Possible tools range from vaccine mandates, at least for specific professions, to financial incentives and indirect mechanisms, such as certificates that allow vaccinated and tested individuals to access public venues and services (e.g., restaurant, airplane, university campus). The dichotomy between public health and individual liberty points to solidarity as a normative principle to address the frictions within Swiss society regarding vaccination.
Finally, the principle of solidarity highlights Switzerland’s international obligations in the context of the global fight against the COVID-19 pandemic and the hitherto inequitable distribution of vaccines.
Mélanie Levy is an assistant professor at the Faculty of Law and co-director of the Health Law Institute at the University of Neuchâtel in Switzerland. She is currently directing a research group financed by the Swiss National Science Foundation on the topic "The Increasing Weight of Regulation: The Role(s) of Law as a Public Health Tool in the Prevention State". Mélanie Levy is also an adjunct lecturer at the Buchmann Faculty of Law at Tel Aviv University.
Professor Levy obtained her LL.M. from Cambridge University and her Ph.D. in Law from the University of Neuchâtel. She then pursued postdocs with the Research Group on Health and Law at McGill University and the Edmond J. Safra Center for Ethics at Tel Aviv University. Melanie Levy’s research interests lie at the intersection of law, medicine, technology, and society.

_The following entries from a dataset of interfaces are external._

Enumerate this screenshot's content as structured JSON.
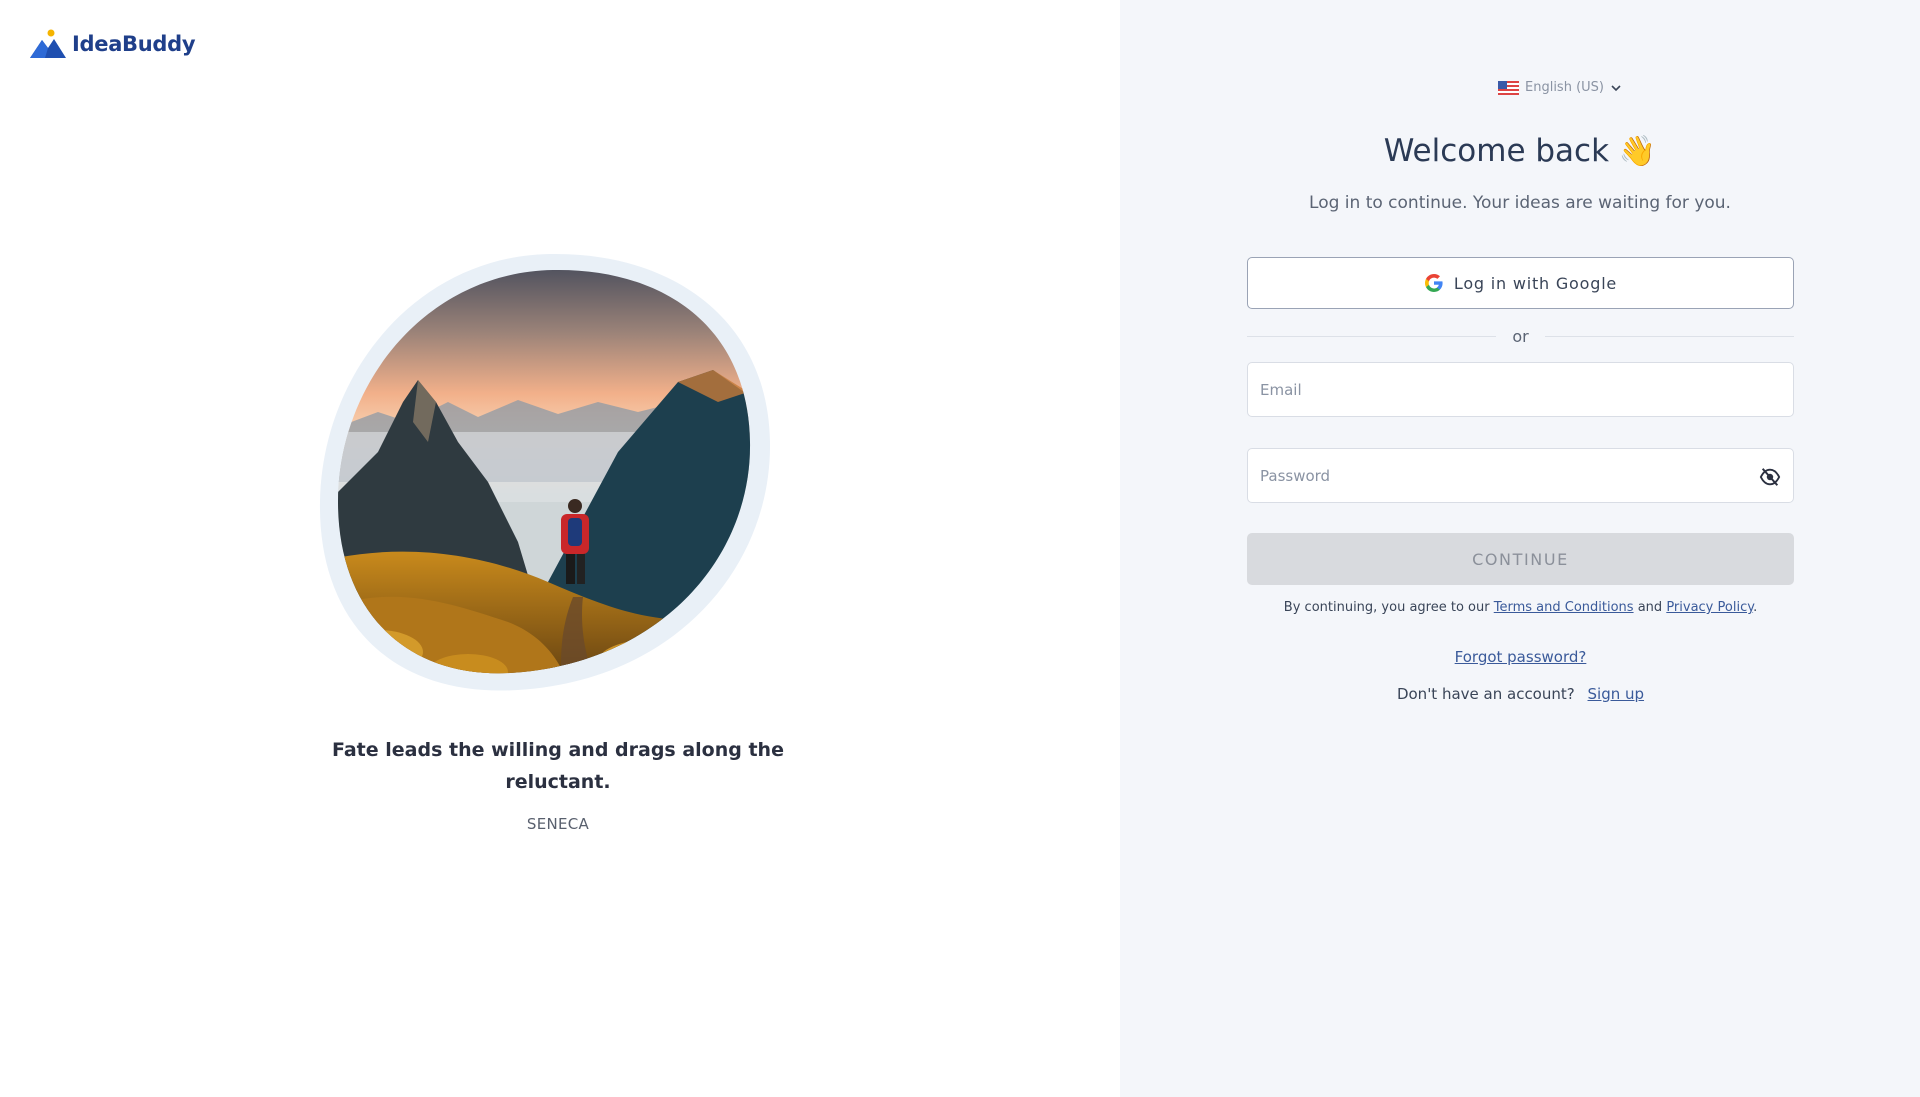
{
  "brand": {
    "name": "IdeaBuddy",
    "color": "#1f3f8a",
    "accent": "#f5b400"
  },
  "quote": {
    "text": "Fate leads the willing and drags along the reluctant.",
    "author": "SENECA"
  },
  "login": {
    "language": {
      "label": "English (US)",
      "flag_icon": "us-flag-icon"
    },
    "title": "Welcome back",
    "title_emoji": "👋",
    "subtitle": "Log in to continue. Your ideas are waiting for you.",
    "google_button": "Log in with Google",
    "divider_text": "or",
    "email": {
      "placeholder": "Email",
      "value": ""
    },
    "password": {
      "placeholder": "Password",
      "value": ""
    },
    "continue_button": "CONTINUE",
    "terms": {
      "prefix": "By continuing, you agree to our",
      "terms_link": "Terms and Conditions",
      "middle": "and",
      "privacy_link": "Privacy Policy",
      "suffix": "."
    },
    "forgot_password": "Forgot password?",
    "signup": {
      "prompt": "Don't have an account?",
      "link": "Sign up"
    }
  },
  "colors": {
    "right_panel_bg": "#f4f6fa",
    "disabled_button_bg": "#d8dade",
    "link": "#3a5a9a"
  }
}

Her latest work includes papers on "The rise of the Swiss regulatory healthcare state: On preserving the just in the quest for the better (or less expensive?)" and "Surrogacy and parenthood: a European saga of genetic essentialism and gender discrimination".